Healthy cooking in assisted living communities
Monday, December 24, 2012
Everyone knows (and for some reason dreads) the ubiquitous Holiday Fruitcake, but how many of us have ever tried to eat or make one? Why are they so hated and feared? Part of the reason is that many traditional holiday cakes are meant to be preserved and aged. A well preserved cake can be aged for decades, just waiting for an adventurous, some might say 'fool-hardy', relative to open it up and take a bite.
For the moment, we'll disregard Hollywood's take on this ancient tradition and take a look at one method of preserving homemade cakes. You will achieve immediate and tasty results while keeping the option of preserving the cake for a rainy day.
ANYTHING BUT FRUITCAKE:
Just to make this easy (and to avoid the standard, knee-jerk reaction to any suggestion of fruitcake), I'm going to use my gingerbread recipe; the method works with almost any floured cake, but I'm choosing one that doesn't use any milk or egg, just in case.
Bake your gingerbread cake and let it cool completely in the pan, then turn the cake out onto a cutting board. Cut a piece of cheese cloth large enough to wrap easily around the entire cake and place it on top of a sheet of foil of the same dimension. Place the cake, right side up, in the center of the cheese cloth and foil. bend the edges of the foil up slightly to create a wide bowl around the cake.
Now that the cake is positioned properly, it's time to add some good old Holiday Cheer! Take 1 cup of your favorite liquor and slowly pour it directly onto the cake. Make sure to saturate the cake as evenly as possible. My favorite preservatives to use are Grand Marnier or Bourbon, but some other good ones are Rum and Brandy.
As you are deciding which liquor to use, consider the fact that the objective in preservation is to sterilize and discourage future growth of bacteria.
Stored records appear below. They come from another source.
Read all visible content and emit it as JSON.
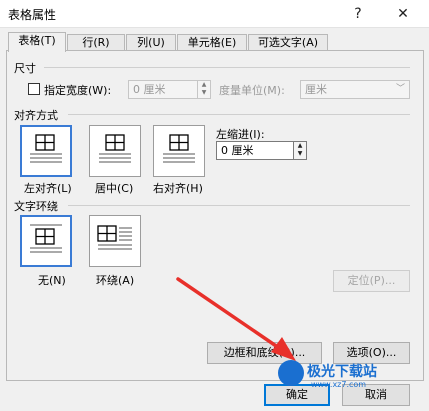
{
  "window": {
    "title": "表格属性",
    "help": "?",
    "close": "✕"
  },
  "tabs": [
    {
      "label": "表格(T)"
    },
    {
      "label": "行(R)"
    },
    {
      "label": "列(U)"
    },
    {
      "label": "单元格(E)"
    },
    {
      "label": "可选文字(A)"
    }
  ],
  "size": {
    "heading": "尺寸",
    "specify_width_label": "指定宽度(W):",
    "width_value": "0 厘米",
    "unit_label": "度量单位(M):",
    "unit_value": "厘米"
  },
  "alignment": {
    "heading": "对齐方式",
    "options": [
      {
        "label": "左对齐(L)"
      },
      {
        "label": "居中(C)"
      },
      {
        "label": "右对齐(H)"
      }
    ],
    "indent_label": "左缩进(I):",
    "indent_value": "0 厘米"
  },
  "wrap": {
    "heading": "文字环绕",
    "options": [
      {
        "label": "无(N)"
      },
      {
        "label": "环绕(A)"
      }
    ],
    "position_button": "定位(P)..."
  },
  "buttons": {
    "borders": "边框和底纹(B)...",
    "options": "选项(O)...",
    "ok": "确定",
    "cancel": "取消"
  },
  "watermark": {
    "text": "极光下载站",
    "url": "www.xz7.com"
  },
  "colors": {
    "selection": "#3a7bd5",
    "arrow": "#e8302a"
  }
}
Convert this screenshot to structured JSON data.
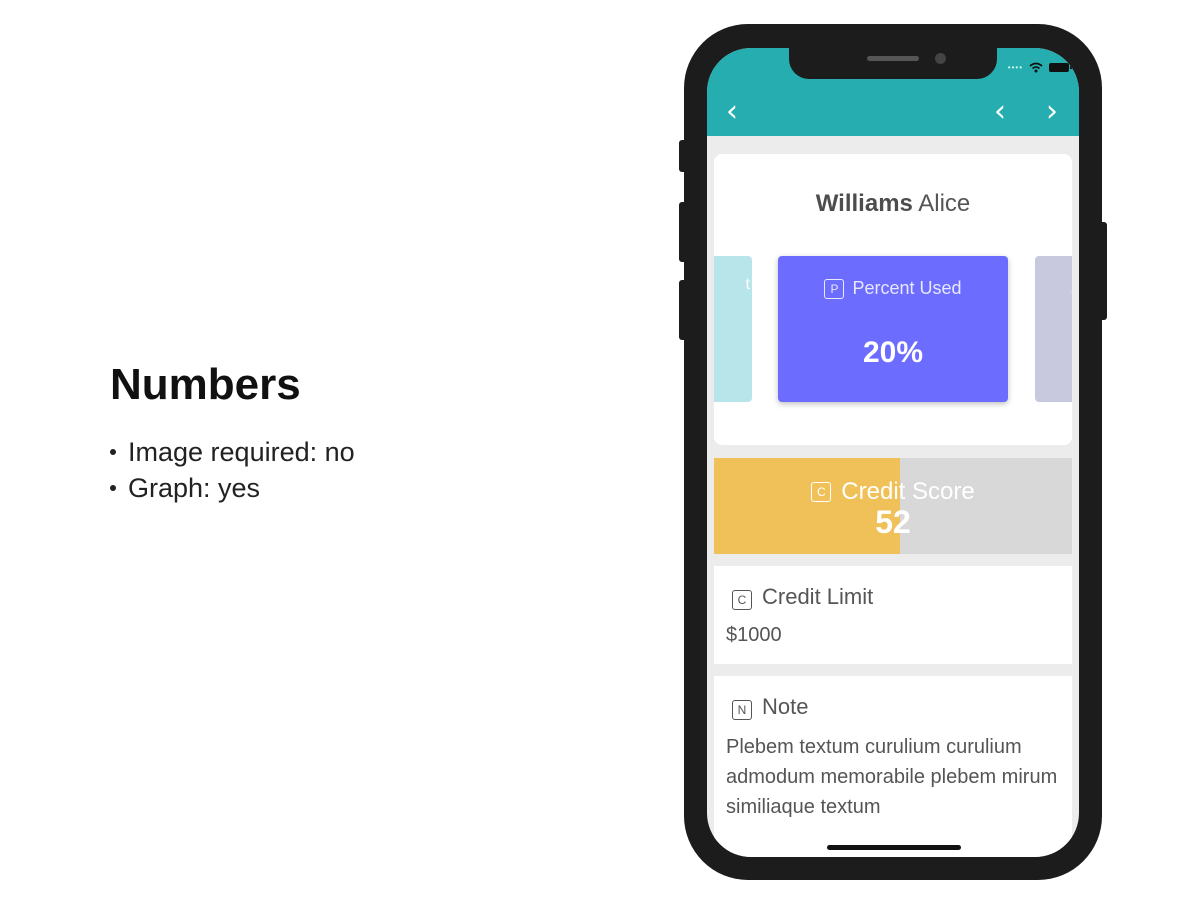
{
  "slide": {
    "title": "Numbers",
    "bullets": [
      "Image required: no",
      "Graph: yes"
    ]
  },
  "nav": {
    "back_icon": "chevron-left",
    "prev_icon": "chevron-left",
    "next_icon": "chevron-right",
    "back_glyph": "‹",
    "prev_glyph": "‹",
    "next_glyph": "›"
  },
  "profile": {
    "last_name": "Williams",
    "first_name": "Alice"
  },
  "tiles": {
    "left_peek": "t",
    "main": {
      "badge": "P",
      "label": "Percent Used",
      "value": "20%"
    }
  },
  "credit_score": {
    "badge": "C",
    "label": "Credit Score",
    "value": "52",
    "fill_fraction": 0.52
  },
  "credit_limit": {
    "badge": "C",
    "label": "Credit Limit",
    "value": "$1000"
  },
  "note": {
    "badge": "N",
    "label": "Note",
    "text": "Plebem textum curulium curulium admodum memorabile plebem mirum similiaque textum"
  },
  "colors": {
    "navbar": "#26adb0",
    "tile_main": "#6c6cff",
    "tile_left": "#b8e5ea",
    "tile_right": "#c8c9df",
    "score_fill": "#efc158",
    "score_track": "#d8d8d8"
  }
}
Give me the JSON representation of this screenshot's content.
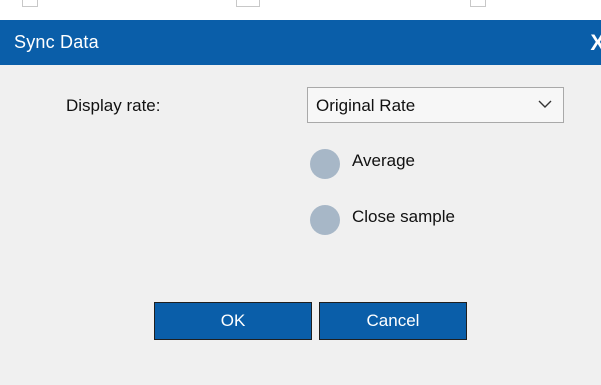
{
  "window": {
    "title": "Sync Data",
    "close_glyph": "X"
  },
  "form": {
    "display_rate_label": "Display rate:",
    "display_rate_selected": "Original Rate"
  },
  "radios": [
    {
      "label": "Average"
    },
    {
      "label": "Close sample"
    }
  ],
  "buttons": {
    "ok_label": "OK",
    "cancel_label": "Cancel"
  },
  "colors": {
    "title_bar": "#0a5ea9",
    "button": "#0a5ea9",
    "radio": "#a7b7c7",
    "background": "#f0f0f0"
  }
}
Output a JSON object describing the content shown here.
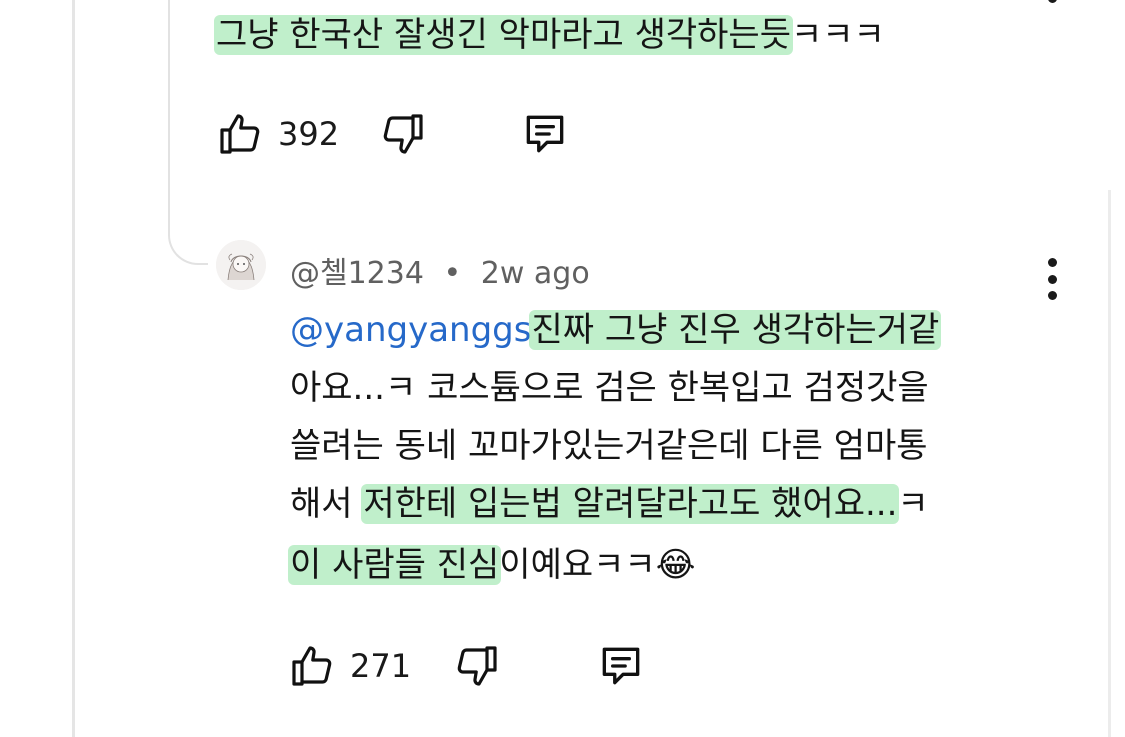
{
  "top_comment": {
    "text_highlighted": "그냥 한국산 잘생긴 악마라고 생각하는듯",
    "text_plain": "ㅋㅋㅋ",
    "like_count": "392"
  },
  "reply": {
    "author": "@첼1234",
    "separator": "•",
    "time_ago": "2w ago",
    "mention": "@yangyanggs",
    "line1_highlighted": "진짜 그냥 진우 생각하는거같",
    "line2": "아요...ㅋ 코스튬으로 검은 한복입고 검정갓을",
    "line3": "쓸려는 동네 꼬마가있는거같은데 다른 엄마통",
    "line4_prefix": "해서 ",
    "line4_highlighted": "저한테 입는법 알려달라고도 했어요...",
    "line4_suffix": "ㅋ",
    "line5_highlighted": "이 사람들 진심",
    "line5_plain": "이예요ㅋㅋ",
    "emoji": "😂",
    "like_count": "271"
  },
  "icons": {
    "like": "thumbs-up-icon",
    "dislike": "thumbs-down-icon",
    "reply": "comment-icon",
    "more": "more-vertical-icon"
  },
  "colors": {
    "highlight": "#8ce1a0",
    "mention": "#2669c9",
    "meta_text": "#606060"
  }
}
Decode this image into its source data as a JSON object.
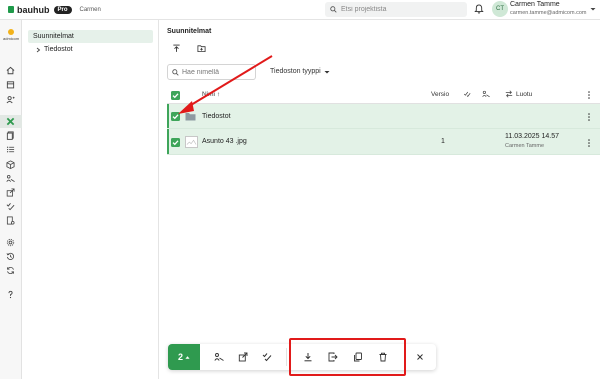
{
  "topbar": {
    "brand": "bauhub",
    "pro_badge": "Pro",
    "company": "Carmen",
    "search_placeholder": "Etsi projektista",
    "avatar_initials": "CT",
    "user_name": "Carmen Tamme",
    "user_email": "carmen.tamme@admicom.com"
  },
  "rail": {
    "logo_text": "admicom"
  },
  "tree": {
    "root": "Suunnitelmat",
    "child": "Tiedostot"
  },
  "main": {
    "title": "Suunnitelmat",
    "filter_placeholder": "Hae nimellä",
    "type_filter": "Tiedoston tyyppi"
  },
  "table": {
    "headers": {
      "name": "Nimi",
      "version": "Versio",
      "created": "Luotu"
    },
    "rows": [
      {
        "name": "Tiedostot",
        "version": "",
        "date": "",
        "author": ""
      },
      {
        "name": "Asunto 43 .jpg",
        "version": "1",
        "date": "11.03.2025 14.57",
        "author": "Carmen Tamme"
      }
    ]
  },
  "bottom_bar": {
    "selected_count": "2"
  },
  "colors": {
    "accent": "#3ea55a",
    "selected_row": "#e3f2e7",
    "annotation_red": "#e11a1a"
  }
}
With that in mind, you'll want to choose something with a reasonably high alcohol content.
Allow the cake to soak up as much liquor as it can (whatever the cake doesn't absorb will be soaked into the cheese cloth), and then gently wrap the cheese cloth around the cake, followed by the foil. Try to make the foil as air-tight as possible to prevent the cake from drying out. If you plan to store the cake long term, be sure to check it periodically to ensure that it is aging properly - look for any signs of spoilage, and if it seems dry, pour another cup of your chosen liquor over the top of it (no need to remove the cheese cloth) before re-wrapping the foil tightly.
From there, you can tie a bow around it and give to a friend, or store it for the coming months or even next year! I would recommend you store it in a cool dry place, such as the top shelf of you refrigerator.
Enjoy Your Cake!
Thursday, December 6, 2012
There are few things in life that bring such immediate satisfaction as sitting down and enjoying a tasty snack. My goal each day in Healthy Cooking for Autism class is to supplement that enjoyment with an understanding of where our food comes from, how it is made, and how knowing what goes into our food can help us to make healthy food choices.
Although the common theme of the classes is learning to prepare healthy food, I maintain the premise that simply being in the kitchen opens infinite opportunities for therapeutic activity: Students apply critical thinking skills to recognize and measure ingredients; basic motor skills are engaged in holding and using kitchen tools; examining the recipe as a group is an opportunity for students to utilize reading skills as well as verbal and social skills. The list of benefits goes on and on and at the end of it all, we are left with not only the gratification of having accomplished a series of tasks, we are able to sit down and enjoy the product of our labors as reinforcement for a job well done.